Recently much of my personal research has been based around inflammation as I always found myself asking, is systemic “inflammation” really as terrifying as they say?
The answer is YES and unfortunately nearly all of us living in the western world live a pro-inflammatory life.
Inflammation is a physical condition where the body becomes reddened, swollen and often painful. The function of inflammation is to eliminate the initial cause of cell injury, clear out necrotic cells and tissues damaged from the original inflammatory process.
Inflammation is the body’s way of saying “I need to be healed!”
Why is this bad? Most of time we aren’t even aware we are inflamed and spend weeks, months, even years completely oblivious to these inflammatory messages – eventually we end up fighting chronic illness for something that perhaps we could have been prevented?!
The consequences of this inflammatory process affect our biological pathways which are usually triggered by factors including poor diet, minimal physical activity, sleep disturbances, neglected injury, negative lifestyle habits, and of course the almighty killer…STRESS!
Understanding the steps the body undertakes to reach an inflamed state has, for me, been one of the most valuable learnings over the past few years.
Understanding the process has allowed me to make so much more sense of health conditions ranging from obesity, diabetes, depression and ADHD. Although the pathways can be difficult to understand – HOW the process take place has been simplified below:
Inflammation can cause MOOD DISTURBANCE:
Monoaminergic activity – inflammation induces indolemanin-2,30 dioxygenase (IDO), this breaks down tryptophan which is needed to created serotonin. *Serotonin is primarily found in the gastrointestinal tract (roughly 90%), blood platelets, and the central nervous system in humans. Its role is to stabilize our mood, so – lower serotonin levels can contribute to depression and anxiety…
Inflammation can increase sugar cravings!!
HPA activity – The unregulated stress response affects all hormones in the body, particularly CRH, ACTH and cortisol which contribute to glucocorticoid resistance (similar to insulin resistance). If these hormones are unbalanced, this can throw out our sugar levels.
Inflammation can decrease our immune response:
Oxidative stress – Oxidative stress stimulates the production of reactive oxygen species called free radicals. An accumulation of free radicals in the body increases our inflammatory state & our likelihood of becoming chronically ill.
NUT SHELL: turns of beautiful grapes (cells) into sultanas!

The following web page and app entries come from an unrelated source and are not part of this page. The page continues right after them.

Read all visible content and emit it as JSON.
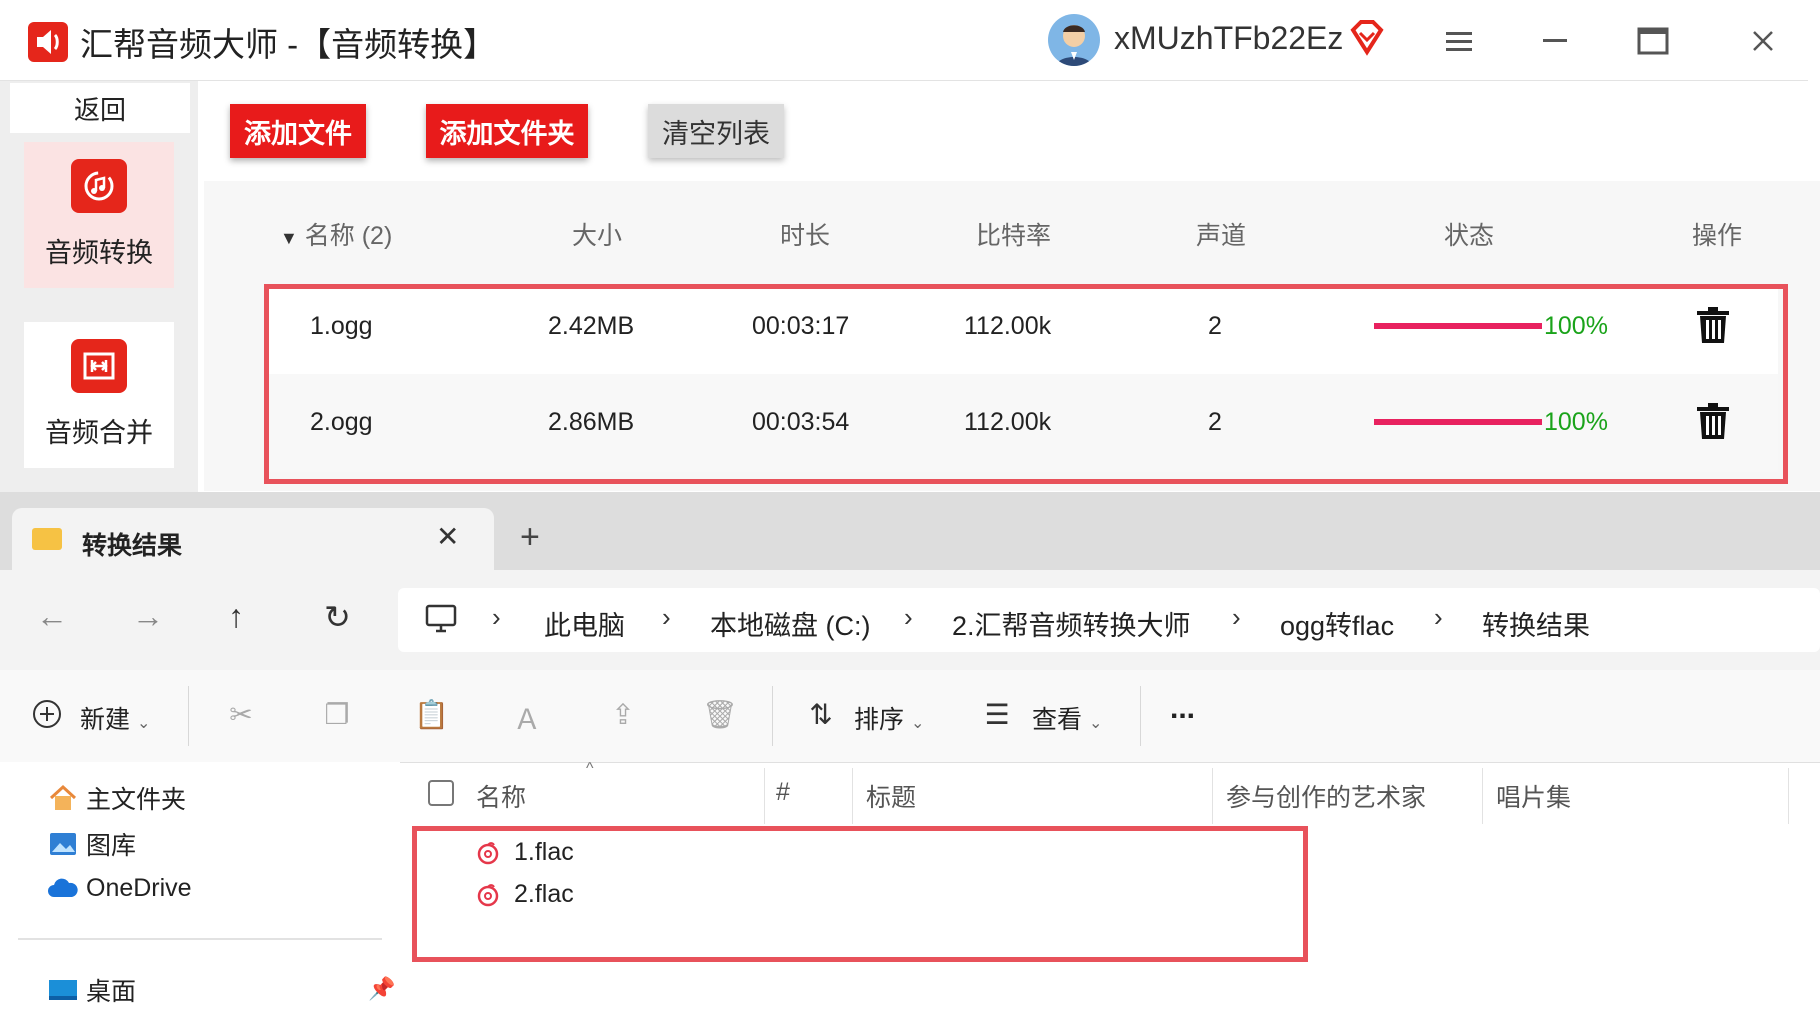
{
  "app": {
    "title": "汇帮音频大师 -【音频转换】",
    "username": "xMUzhTFb22Ez",
    "window_controls": [
      "menu-icon",
      "minimize-icon",
      "maximize-icon",
      "close-icon"
    ],
    "brand_color": "#e81b1b"
  },
  "sidebar": {
    "back_label": "返回",
    "items": [
      {
        "label": "音频转换",
        "icon": "audio-convert-icon",
        "active": true
      },
      {
        "label": "音频合并",
        "icon": "audio-merge-icon",
        "active": false
      }
    ]
  },
  "toolbar": {
    "add_file": "添加文件",
    "add_folder": "添加文件夹",
    "clear_list": "清空列表"
  },
  "file_table": {
    "headers": [
      "名称 (2)",
      "大小",
      "时长",
      "比特率",
      "声道",
      "状态",
      "操作"
    ],
    "rows": [
      {
        "name": "1.ogg",
        "size": "2.42MB",
        "duration": "00:03:17",
        "bitrate": "112.00k",
        "channels": "2",
        "progress": 1.0,
        "status": "100%"
      },
      {
        "name": "2.ogg",
        "size": "2.86MB",
        "duration": "00:03:54",
        "bitrate": "112.00k",
        "channels": "2",
        "progress": 1.0,
        "status": "100%"
      }
    ],
    "progress_color": "#e8225f",
    "status_color": "#1aa31a"
  },
  "explorer": {
    "tab_title": "转换结果",
    "breadcrumb": [
      "此电脑",
      "本地磁盘 (C:)",
      "2.汇帮音频转换大师",
      "ogg转flac",
      "转换结果"
    ],
    "commands": {
      "new": "新建",
      "sort": "排序",
      "view": "查看",
      "more": "..."
    },
    "nav_items": [
      {
        "label": "主文件夹",
        "icon": "home-icon"
      },
      {
        "label": "图库",
        "icon": "gallery-icon"
      },
      {
        "label": "OneDrive",
        "icon": "cloud-icon"
      },
      {
        "label": "桌面",
        "icon": "desktop-icon"
      }
    ],
    "columns": [
      "名称",
      "#",
      "标题",
      "参与创作的艺术家",
      "唱片集"
    ],
    "files": [
      "1.flac",
      "2.flac"
    ]
  },
  "highlight_color": "#e8525b"
}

Inflammation causes low energy levels!!
Mitochondrial function – Inflammation in the body is like an energy vacuum: It influences mitochondrial (our energy centre) activity and decreases ATP (energy) production.
NUT SHELL: inflammation drains the “fuel” from our “vehicle” essentially leaving us running on empty…
Lifestyle and environmental factors – These play a huge role in our body’s inflammatory state; food intolerances, consuming pro-inflammatory foods and waiting long periods before eating can contribute to pro–inflammatory processes in the body.
This brief insight gives you a little understanding into the process of inflammation and the detrimental role it plays on our health.
Perhaps feelings that we put down to stress, depression, recurring illness, hormonal imbalance and fatigue are the body’s way of telling us “I need to be healed,” and we must start listening.
A FEW TIPS FROM THE AOK YOGA NUTRITIONISTS – HOW TO BECOME AWARE OF YOUR BODY & PROMOTE A HEALTHY LIFE!*
- MEDITATION & YOGA
- FILTERED WATER
- AVOID NIGHTSHADE FOODS
- REDUCE PRO-INFLAMMATORY FOODS (white product I.e. Bread, processed foods / pastries, sugar etc)
- INCREASE GREENS & FOODS HIGH IN PRANA
- AVOID GLUTEN
- AVOID EXCESS ALCOHOL
- QUIT SMOKING
- TRY COLONICS
- LOOK AFTER YOUR GUT!
*For more detail, refer to part 2 of this blog
With Love, Alex xx